The third One Nation Legislative Councillor, Paddy Embry, who represents the South West Region, spoke of the devastation caused to the timber industry, to timber workers and their families and to timber towns through misguided policies dictated by emotion "fuelled with ignorance and lies". (Timber workers are still waiting for the promised compensation package from the Gallop Government).
He warned that "globalisation is about greed and power. As a result of globalisation, a few people in the two, three or four countries become richer and the remainder become poorer". He proposed that Australia withdraw from the World Trade Organisation and focus attention on bilateral trade contracts.
Mr Embry also raised as a matter of concern the fact that the armed services have contracted out for six-year period to an American-owned company, Manpower Australia, the recruitment and selection of service personnel.
He quoted the manager of Manpower Australia as stating that "only those recruits with global interests at heart will be allowed to join".
Mr Embry concluded his maiden speech by stating that "most importantly, I want decision-making for Australia to return to Australian hands".
The decision by the WA State Liberal Conference to allow candidates to negotiate preference deals with One Nation is a significant break from the bipartisan approach of always putting One Nation last, which has served the ALP so well in the past, including delivering government to it in Western Australia.
What is more necessary is that both major parties listen to the concerns motivating One Nation voters that were expressed in the maiden speeches of the One Nation Legislative Councillors - the destruction of rural Australia, the devastating impacts of economic rationalism and globalisation and the erosion of Australian sovereignty.

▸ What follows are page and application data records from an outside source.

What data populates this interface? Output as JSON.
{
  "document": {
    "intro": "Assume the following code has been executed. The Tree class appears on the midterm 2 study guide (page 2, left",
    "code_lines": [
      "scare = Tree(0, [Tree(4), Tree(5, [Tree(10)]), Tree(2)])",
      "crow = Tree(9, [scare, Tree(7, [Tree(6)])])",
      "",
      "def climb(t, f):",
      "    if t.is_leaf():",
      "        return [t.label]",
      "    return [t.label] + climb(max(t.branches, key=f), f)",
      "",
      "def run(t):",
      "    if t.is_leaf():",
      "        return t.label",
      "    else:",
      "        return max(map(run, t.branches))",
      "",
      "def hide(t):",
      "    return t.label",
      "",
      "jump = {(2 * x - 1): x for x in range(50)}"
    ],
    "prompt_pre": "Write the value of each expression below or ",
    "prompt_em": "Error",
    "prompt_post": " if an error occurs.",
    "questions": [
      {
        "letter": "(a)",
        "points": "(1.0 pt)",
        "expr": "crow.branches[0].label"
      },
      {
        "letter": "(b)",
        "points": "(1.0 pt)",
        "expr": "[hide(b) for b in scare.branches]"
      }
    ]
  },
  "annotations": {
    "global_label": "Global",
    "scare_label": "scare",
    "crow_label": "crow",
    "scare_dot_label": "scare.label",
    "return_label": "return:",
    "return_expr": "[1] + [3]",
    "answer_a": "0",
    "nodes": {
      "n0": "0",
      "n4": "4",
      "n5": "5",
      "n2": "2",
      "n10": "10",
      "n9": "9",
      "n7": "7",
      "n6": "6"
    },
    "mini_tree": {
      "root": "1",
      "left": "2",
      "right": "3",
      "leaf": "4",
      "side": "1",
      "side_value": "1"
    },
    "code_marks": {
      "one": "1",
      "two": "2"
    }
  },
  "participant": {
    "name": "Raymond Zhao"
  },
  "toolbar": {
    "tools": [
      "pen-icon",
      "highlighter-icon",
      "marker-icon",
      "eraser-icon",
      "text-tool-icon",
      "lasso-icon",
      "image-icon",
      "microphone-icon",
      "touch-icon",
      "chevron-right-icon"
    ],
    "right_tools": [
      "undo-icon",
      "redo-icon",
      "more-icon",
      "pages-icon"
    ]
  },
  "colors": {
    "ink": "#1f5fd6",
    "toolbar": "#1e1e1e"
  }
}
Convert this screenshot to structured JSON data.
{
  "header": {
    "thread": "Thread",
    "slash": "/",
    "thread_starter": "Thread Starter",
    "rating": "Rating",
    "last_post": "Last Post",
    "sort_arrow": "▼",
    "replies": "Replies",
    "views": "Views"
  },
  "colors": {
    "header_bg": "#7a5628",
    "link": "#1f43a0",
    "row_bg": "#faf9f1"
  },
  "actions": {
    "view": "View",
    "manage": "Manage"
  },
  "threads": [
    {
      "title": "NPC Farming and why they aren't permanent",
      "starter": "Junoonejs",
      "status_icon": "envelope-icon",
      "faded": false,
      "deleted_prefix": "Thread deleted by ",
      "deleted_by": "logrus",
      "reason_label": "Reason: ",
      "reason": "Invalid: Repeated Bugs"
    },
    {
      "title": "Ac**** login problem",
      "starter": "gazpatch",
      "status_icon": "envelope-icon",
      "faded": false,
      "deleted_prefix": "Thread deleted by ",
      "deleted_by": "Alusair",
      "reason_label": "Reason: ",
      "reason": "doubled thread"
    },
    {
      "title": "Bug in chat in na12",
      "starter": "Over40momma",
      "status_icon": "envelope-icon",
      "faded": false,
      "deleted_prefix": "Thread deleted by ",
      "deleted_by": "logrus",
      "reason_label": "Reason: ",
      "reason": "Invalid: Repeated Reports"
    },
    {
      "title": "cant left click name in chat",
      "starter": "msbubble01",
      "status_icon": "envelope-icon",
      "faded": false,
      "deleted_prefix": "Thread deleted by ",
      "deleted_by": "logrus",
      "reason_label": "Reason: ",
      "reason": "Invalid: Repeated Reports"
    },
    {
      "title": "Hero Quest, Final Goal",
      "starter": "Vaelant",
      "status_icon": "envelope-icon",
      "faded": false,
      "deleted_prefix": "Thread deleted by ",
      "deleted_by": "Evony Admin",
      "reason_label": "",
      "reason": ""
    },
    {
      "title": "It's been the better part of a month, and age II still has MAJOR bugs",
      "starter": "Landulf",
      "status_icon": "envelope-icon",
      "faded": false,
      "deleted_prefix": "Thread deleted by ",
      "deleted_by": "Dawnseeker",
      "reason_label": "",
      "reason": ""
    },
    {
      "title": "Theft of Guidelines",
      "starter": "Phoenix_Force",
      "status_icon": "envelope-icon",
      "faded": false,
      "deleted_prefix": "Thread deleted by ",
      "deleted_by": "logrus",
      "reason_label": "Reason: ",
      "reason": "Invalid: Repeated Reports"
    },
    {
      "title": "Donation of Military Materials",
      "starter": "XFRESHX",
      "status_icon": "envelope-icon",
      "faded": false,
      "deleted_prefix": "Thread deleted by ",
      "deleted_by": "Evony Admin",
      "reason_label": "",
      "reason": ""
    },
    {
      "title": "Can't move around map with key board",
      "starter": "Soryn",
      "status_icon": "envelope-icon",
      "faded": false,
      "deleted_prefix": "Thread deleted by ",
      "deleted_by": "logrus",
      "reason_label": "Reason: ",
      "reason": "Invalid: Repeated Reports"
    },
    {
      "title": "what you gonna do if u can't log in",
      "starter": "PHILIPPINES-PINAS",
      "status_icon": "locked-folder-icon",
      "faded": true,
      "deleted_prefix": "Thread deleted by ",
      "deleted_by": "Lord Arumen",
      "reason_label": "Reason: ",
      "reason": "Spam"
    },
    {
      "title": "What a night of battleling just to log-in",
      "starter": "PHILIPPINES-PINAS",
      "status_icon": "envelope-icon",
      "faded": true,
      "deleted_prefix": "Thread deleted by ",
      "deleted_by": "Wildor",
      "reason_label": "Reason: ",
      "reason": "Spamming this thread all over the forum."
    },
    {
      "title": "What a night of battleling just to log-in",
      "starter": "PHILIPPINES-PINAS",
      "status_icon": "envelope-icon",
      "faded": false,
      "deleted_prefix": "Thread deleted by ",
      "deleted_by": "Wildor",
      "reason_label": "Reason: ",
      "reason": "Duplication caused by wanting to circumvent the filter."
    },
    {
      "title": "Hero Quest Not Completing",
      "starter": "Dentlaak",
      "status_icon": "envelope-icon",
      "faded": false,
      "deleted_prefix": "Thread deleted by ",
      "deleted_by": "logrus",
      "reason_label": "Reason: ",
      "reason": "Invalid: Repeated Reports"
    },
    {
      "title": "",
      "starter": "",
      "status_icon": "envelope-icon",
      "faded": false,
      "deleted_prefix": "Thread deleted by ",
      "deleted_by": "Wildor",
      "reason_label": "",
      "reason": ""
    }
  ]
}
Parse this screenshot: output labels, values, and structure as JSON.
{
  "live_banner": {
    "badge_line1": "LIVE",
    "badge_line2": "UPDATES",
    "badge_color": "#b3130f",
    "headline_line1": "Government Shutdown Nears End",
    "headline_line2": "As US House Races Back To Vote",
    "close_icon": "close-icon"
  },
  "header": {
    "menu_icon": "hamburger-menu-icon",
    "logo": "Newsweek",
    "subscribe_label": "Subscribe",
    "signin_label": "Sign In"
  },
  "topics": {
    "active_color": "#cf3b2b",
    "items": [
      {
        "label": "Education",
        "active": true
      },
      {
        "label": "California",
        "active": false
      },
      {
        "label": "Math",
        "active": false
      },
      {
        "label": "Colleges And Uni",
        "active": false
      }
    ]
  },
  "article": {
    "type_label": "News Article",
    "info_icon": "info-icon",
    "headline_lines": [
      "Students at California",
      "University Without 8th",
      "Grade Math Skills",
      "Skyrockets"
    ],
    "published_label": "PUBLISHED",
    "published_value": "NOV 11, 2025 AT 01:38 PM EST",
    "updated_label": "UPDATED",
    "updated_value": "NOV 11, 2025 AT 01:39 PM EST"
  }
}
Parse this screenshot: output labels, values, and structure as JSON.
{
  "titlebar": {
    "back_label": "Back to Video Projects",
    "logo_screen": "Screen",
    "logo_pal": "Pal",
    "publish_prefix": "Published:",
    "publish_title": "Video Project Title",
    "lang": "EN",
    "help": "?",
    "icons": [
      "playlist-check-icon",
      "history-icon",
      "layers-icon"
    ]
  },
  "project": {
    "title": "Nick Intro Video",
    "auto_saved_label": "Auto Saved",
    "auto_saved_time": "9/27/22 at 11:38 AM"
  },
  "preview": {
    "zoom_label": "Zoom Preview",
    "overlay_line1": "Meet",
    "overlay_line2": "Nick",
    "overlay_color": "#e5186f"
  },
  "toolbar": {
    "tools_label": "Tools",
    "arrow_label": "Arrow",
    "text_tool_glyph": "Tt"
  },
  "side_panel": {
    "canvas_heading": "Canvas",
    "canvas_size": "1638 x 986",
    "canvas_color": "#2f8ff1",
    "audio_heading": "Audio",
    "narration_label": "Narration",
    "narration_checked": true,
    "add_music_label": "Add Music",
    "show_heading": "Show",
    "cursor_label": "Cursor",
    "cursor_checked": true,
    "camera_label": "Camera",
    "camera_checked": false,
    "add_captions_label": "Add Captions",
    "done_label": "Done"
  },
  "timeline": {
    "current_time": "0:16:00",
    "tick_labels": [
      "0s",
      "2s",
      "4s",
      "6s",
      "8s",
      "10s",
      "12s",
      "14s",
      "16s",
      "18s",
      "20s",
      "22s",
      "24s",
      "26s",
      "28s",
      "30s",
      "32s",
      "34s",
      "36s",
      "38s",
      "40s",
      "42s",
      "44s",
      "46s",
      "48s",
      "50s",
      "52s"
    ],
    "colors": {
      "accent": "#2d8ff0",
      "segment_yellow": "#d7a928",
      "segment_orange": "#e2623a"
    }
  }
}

If either party made a genuine response, rather than token concessions, to these grassroots concerns then they would win the next Federal election in a landslide.